September. It is the month of beginnings, of fresh starts, of renewal and reconnection. I took my first breath on an early September day at 3:36 a.m. at Our Lady of Lourdes hospital in Pasco, WA. Twenty-three years and two days later I started a new life with Brendan, a few minutes after 5 p.m. at Mt. Pisgah Presbyterian in Roslyn, WA. I fell in love in September, landing in Paris on the morning of September 10, 1990 and stumbling wearily from a jetway into a country that would hold me in its spell to this very day. A thirteen year career in higher education, running parallel to Brendan's as a high school teacher, meant that our lives ran according to a September-August calendar; Labor Day marked the end of one year and the head-long rush into the next. Even in New Zealand September marked the turn of new page: the first of the month was the official, meteorological start to spring. I breathe easier when the calendar flips from torpid August to bustling September. The light loses its glare, deepening to a soothing blue that tempers still-warm afternoons. The sun glows lower on the horizon, beaming harvest gold before sinking behind the Olympic Mountains earlier each evening. For a few glorious weeks the earth balances on the cusp of ripe and decay and the air pulses with deep, ancient smells. Early morning fog brings aromas of a cooling ocean to my doorstep, late afternoon sunshine warms the sugars in the apples and plums that fall and burst open on my neighbors' lawns.

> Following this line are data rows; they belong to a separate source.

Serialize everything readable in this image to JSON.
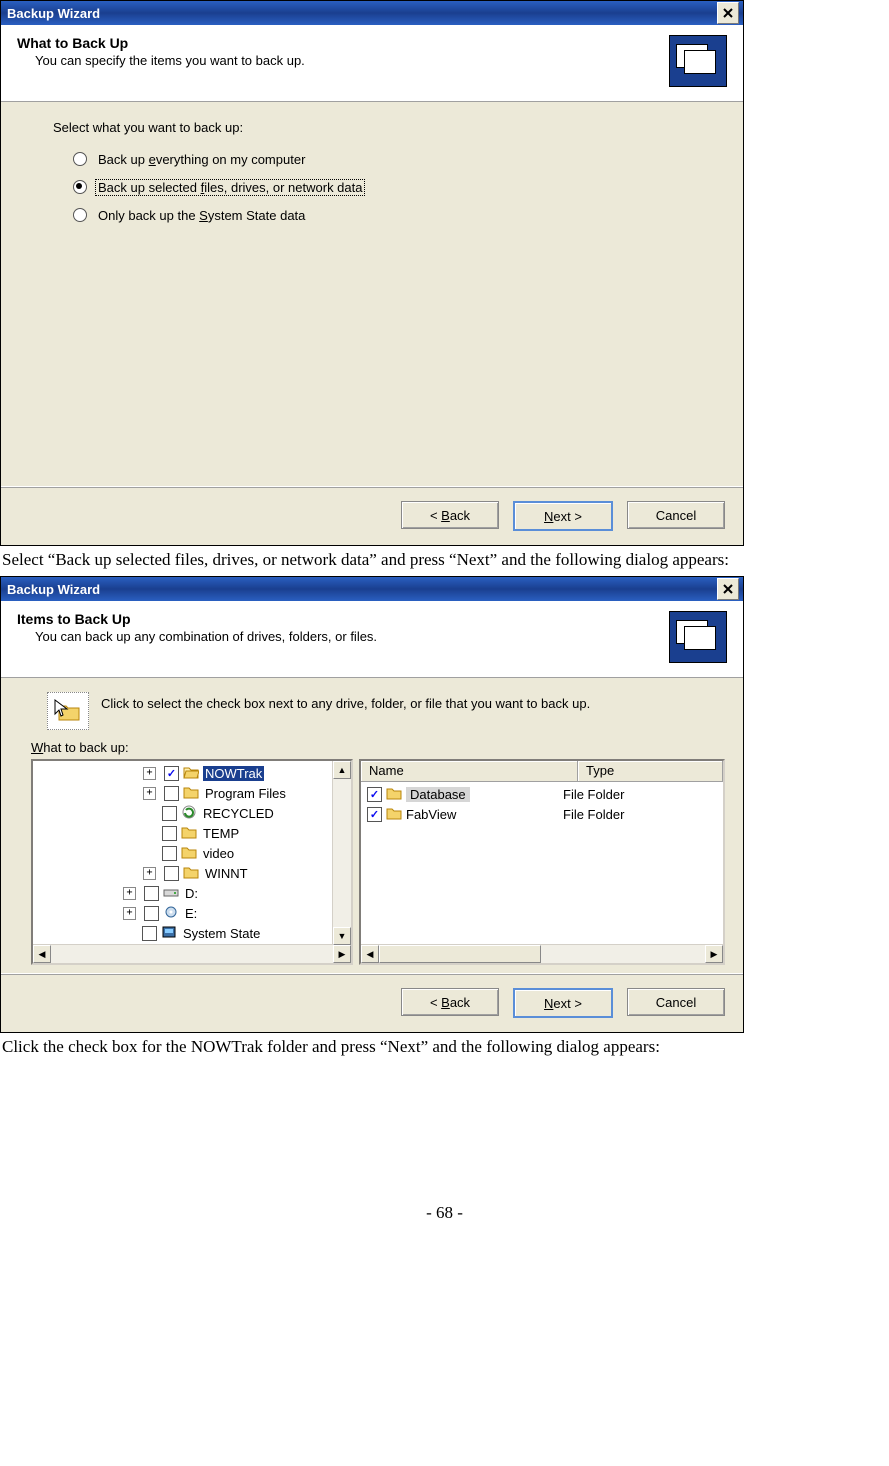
{
  "dialog1": {
    "title": "Backup Wizard",
    "header_title": "What to Back Up",
    "header_sub": "You can specify the items you want to back up.",
    "body_label": "Select what you want to back up:",
    "radios": [
      {
        "label_pre": "Back up ",
        "mn": "e",
        "label_post": "verything on my computer",
        "selected": false
      },
      {
        "label_pre": "Back up selected ",
        "mn": "f",
        "label_post": "iles, drives, or network data",
        "selected": true
      },
      {
        "label_pre": "Only back up the ",
        "mn": "S",
        "label_post": "ystem State data",
        "selected": false
      }
    ],
    "btn_back_pre": "< ",
    "btn_back_mn": "B",
    "btn_back_post": "ack",
    "btn_next_mn": "N",
    "btn_next_post": "ext >",
    "btn_cancel": "Cancel"
  },
  "caption1": "Select “Back up selected files, drives, or network data” and press “Next” and the following dialog appears:",
  "dialog2": {
    "title": "Backup Wizard",
    "header_title": "Items to Back Up",
    "header_sub": "You can back up any combination of drives, folders, or files.",
    "hint": "Click to select the check box next to any drive, folder, or file that you want to back up.",
    "section_label_mn": "W",
    "section_label_post": "hat to back up:",
    "tree": [
      {
        "indent": 1,
        "exp": "+",
        "checked": true,
        "icon": "folder",
        "label": "NOWTrak",
        "selected": true
      },
      {
        "indent": 1,
        "exp": "+",
        "checked": false,
        "icon": "folder",
        "label": "Program Files"
      },
      {
        "indent": 1,
        "exp": "",
        "checked": false,
        "icon": "recycle",
        "label": "RECYCLED"
      },
      {
        "indent": 1,
        "exp": "",
        "checked": false,
        "icon": "folder",
        "label": "TEMP"
      },
      {
        "indent": 1,
        "exp": "",
        "checked": false,
        "icon": "folder",
        "label": "video"
      },
      {
        "indent": 1,
        "exp": "+",
        "checked": false,
        "icon": "folder",
        "label": "WINNT"
      },
      {
        "indent": 0,
        "exp": "+",
        "checked": false,
        "icon": "drive",
        "label": "D:"
      },
      {
        "indent": 0,
        "exp": "+",
        "checked": false,
        "icon": "cddrive",
        "label": "E:"
      },
      {
        "indent": 0,
        "exp": "",
        "checked": false,
        "icon": "sysstate",
        "label": "System State"
      }
    ],
    "list_headers": {
      "name": "Name",
      "type": "Type"
    },
    "list_rows": [
      {
        "checked": true,
        "name": "Database",
        "type": "File Folder"
      },
      {
        "checked": true,
        "name": "FabView",
        "type": "File Folder"
      }
    ],
    "btn_back_pre": "< ",
    "btn_back_mn": "B",
    "btn_back_post": "ack",
    "btn_next_mn": "N",
    "btn_next_post": "ext >",
    "btn_cancel": "Cancel"
  },
  "caption2": "Click the check box for the NOWTrak folder and press “Next” and the following dialog appears:",
  "page_number": "- 68 -"
}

This year an estival twist has challenged my internal calendar. After bemoaning a spring that never was, we have been graced with cloudless skies and temperatures that have held steady in the 70s and 80s since late July. September has brought our warmest days; the skies glow Tuscan red and orange at daybreak and sunset as fires burn deep in the Olympic Mountains. We've toasted our weekend dinners of grilled salmon or simple salads on the patio with chilled rosé, even as I dog-ear recipes for hearty soups in the autumn issues of cooking magazines. The bedroom fan, silent for most of the summer, finally got a good dusting off a few weeks ago and oscillates through the night.

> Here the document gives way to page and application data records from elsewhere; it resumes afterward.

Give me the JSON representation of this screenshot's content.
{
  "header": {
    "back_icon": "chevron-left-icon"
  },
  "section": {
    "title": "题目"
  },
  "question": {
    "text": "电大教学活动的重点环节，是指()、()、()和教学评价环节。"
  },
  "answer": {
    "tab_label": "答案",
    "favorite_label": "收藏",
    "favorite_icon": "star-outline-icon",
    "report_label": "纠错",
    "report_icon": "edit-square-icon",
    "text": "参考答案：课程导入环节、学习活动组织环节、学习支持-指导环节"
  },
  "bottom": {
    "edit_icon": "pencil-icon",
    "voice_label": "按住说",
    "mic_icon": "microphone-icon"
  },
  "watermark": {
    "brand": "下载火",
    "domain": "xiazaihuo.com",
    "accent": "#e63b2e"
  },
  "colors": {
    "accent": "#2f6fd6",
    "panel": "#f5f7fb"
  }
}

I've been grateful for this extension of summer, content to remain in my warm weather uniform of Tevas, tank top and running skort, eating finally-ripe tomatoes and lush peaches, knowing these hedonistic pleasures are fleeting in this land of perpetual dripping green.
But this morning I caught a glimpse of the week's forecast as I flipped through the Sunday paper. Clouds and cooler temperatures will be ours by week's end. I cannot wait.
Brendan just interrupted me, insisting I go outside to look at the moon. The moon that will wax full in few hours. The Harvest Moon. And on the other side of that moon is Autumn. The season to start anew.